▸ **EXERCISE OBJECTIVE**
How many lines in the data below include the word "distance"? Respond with the number, nothing more.

(SOURCE RECORDS)

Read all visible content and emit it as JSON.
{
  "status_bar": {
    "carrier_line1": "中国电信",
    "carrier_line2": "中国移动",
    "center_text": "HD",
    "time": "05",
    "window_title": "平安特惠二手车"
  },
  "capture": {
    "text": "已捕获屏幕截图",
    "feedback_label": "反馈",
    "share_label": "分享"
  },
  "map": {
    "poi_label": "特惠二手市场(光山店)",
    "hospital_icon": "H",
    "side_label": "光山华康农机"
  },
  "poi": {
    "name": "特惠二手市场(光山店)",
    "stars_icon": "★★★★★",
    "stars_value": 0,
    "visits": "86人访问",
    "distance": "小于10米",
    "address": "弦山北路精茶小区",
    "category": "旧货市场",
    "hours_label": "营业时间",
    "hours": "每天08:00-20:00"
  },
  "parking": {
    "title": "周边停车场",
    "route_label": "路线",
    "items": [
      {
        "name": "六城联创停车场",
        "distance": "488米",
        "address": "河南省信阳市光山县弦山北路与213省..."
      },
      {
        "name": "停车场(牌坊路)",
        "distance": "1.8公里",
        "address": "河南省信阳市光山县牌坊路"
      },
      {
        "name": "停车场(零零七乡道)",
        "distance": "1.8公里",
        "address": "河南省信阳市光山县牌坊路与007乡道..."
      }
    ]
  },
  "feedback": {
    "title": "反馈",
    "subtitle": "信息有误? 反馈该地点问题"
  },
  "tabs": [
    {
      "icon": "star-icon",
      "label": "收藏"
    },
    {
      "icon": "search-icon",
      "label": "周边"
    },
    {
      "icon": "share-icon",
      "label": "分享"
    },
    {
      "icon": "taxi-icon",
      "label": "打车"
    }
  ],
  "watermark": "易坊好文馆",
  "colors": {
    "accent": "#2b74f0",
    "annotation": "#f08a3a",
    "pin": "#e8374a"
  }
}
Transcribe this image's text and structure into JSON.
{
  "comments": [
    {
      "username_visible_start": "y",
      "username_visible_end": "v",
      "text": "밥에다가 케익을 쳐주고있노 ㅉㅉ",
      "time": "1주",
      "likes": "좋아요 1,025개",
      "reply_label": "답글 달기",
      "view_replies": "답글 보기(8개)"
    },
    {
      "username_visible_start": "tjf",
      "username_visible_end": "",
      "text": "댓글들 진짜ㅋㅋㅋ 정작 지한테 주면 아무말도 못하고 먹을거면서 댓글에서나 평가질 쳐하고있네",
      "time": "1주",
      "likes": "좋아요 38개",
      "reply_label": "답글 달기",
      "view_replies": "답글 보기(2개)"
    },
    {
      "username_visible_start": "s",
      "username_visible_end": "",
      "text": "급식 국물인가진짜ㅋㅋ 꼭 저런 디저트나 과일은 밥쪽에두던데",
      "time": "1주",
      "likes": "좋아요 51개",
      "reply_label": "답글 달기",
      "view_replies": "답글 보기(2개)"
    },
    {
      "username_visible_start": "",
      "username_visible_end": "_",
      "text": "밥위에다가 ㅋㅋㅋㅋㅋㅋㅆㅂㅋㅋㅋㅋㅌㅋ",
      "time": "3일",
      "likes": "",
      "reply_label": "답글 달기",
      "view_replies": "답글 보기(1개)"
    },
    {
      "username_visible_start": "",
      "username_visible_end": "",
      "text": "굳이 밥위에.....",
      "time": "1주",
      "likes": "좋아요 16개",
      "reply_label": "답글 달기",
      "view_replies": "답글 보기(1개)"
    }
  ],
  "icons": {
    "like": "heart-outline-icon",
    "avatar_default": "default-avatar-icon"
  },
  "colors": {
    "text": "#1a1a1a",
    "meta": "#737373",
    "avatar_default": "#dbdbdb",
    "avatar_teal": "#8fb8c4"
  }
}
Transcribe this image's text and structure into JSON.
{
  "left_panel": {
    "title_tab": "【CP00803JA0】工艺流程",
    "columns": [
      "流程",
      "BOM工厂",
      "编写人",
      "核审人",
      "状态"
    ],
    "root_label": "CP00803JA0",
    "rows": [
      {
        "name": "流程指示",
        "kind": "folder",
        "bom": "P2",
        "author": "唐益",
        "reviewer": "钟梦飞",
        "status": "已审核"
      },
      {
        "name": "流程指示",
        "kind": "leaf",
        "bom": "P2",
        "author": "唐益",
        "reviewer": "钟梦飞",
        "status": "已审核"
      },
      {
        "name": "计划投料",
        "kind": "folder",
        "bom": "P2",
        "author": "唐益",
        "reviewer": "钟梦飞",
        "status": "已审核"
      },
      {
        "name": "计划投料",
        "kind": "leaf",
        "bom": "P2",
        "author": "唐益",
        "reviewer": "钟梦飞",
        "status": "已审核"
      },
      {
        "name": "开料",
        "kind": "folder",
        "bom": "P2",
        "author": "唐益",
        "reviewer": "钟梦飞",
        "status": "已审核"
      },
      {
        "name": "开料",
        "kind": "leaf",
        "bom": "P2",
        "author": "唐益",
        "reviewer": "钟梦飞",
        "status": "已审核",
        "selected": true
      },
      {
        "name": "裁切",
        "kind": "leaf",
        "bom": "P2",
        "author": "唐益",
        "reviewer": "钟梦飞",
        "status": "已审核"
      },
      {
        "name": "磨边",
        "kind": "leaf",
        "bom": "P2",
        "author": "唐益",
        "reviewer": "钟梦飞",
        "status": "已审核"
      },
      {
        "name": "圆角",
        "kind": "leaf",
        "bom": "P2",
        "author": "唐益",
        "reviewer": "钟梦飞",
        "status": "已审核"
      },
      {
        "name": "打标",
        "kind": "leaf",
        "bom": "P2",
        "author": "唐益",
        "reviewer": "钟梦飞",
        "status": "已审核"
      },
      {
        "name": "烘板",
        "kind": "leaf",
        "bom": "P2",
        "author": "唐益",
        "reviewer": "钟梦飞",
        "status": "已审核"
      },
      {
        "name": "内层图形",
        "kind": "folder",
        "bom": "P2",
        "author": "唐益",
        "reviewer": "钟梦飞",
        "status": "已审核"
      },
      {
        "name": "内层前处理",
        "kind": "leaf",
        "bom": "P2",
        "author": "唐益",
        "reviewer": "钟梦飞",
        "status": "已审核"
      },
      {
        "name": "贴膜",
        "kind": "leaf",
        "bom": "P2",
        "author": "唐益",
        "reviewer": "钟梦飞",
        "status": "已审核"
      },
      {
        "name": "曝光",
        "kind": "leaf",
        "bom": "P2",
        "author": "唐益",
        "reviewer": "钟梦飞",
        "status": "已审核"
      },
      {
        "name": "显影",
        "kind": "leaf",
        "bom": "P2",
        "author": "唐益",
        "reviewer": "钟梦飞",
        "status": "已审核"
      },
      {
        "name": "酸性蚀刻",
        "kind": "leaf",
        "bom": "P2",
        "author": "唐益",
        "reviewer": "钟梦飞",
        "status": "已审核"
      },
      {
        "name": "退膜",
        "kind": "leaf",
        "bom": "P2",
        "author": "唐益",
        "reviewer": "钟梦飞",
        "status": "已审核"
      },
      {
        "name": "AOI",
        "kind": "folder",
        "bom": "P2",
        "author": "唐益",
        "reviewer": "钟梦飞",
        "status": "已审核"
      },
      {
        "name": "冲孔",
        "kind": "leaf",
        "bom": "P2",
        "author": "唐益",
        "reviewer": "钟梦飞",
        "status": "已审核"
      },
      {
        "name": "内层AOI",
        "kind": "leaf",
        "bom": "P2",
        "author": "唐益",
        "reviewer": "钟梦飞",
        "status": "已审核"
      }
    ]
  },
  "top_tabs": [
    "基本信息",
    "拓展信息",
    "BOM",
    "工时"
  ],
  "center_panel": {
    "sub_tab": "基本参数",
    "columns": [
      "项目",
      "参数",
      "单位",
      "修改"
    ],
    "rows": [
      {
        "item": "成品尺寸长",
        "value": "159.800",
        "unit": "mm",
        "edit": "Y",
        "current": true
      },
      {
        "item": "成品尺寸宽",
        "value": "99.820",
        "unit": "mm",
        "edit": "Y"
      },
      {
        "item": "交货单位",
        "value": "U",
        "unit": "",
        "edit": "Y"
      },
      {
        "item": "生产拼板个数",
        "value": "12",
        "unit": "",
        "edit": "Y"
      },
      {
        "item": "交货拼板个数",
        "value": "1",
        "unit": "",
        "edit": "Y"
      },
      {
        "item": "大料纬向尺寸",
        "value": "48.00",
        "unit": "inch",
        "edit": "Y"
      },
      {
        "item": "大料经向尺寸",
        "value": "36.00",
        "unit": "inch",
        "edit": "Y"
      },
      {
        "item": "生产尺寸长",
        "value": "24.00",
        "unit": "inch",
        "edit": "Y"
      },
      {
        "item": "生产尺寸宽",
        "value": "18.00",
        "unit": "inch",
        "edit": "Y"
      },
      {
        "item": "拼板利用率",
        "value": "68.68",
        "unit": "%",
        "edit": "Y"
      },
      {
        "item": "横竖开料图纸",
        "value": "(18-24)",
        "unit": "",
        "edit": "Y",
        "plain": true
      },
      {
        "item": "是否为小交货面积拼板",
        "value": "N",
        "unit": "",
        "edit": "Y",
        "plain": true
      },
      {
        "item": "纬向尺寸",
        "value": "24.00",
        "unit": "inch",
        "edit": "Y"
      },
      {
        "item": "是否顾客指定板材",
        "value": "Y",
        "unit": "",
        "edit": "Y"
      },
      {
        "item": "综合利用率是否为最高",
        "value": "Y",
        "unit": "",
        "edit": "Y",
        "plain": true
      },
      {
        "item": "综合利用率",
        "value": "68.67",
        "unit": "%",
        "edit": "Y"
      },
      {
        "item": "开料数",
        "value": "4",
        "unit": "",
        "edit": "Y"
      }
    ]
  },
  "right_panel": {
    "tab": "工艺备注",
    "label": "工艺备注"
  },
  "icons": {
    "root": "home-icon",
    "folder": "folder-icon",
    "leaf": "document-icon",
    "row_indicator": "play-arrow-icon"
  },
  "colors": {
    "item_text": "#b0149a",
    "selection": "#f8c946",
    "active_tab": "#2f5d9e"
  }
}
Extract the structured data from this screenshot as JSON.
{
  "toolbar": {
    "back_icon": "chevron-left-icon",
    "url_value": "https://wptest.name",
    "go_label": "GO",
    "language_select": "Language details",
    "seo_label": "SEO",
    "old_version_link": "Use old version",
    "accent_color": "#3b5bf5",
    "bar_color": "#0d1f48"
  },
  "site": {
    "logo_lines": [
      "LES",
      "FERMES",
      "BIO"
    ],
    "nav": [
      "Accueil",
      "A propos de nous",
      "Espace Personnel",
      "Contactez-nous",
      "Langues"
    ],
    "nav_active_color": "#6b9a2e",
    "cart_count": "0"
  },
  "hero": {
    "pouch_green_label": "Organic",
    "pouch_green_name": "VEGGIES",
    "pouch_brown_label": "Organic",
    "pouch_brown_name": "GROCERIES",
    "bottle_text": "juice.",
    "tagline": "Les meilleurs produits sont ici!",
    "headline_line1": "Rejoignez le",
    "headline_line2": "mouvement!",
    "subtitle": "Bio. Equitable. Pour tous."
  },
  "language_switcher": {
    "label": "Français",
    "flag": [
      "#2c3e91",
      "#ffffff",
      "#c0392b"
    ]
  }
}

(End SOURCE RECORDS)

▸ **ANSWER AREA**
4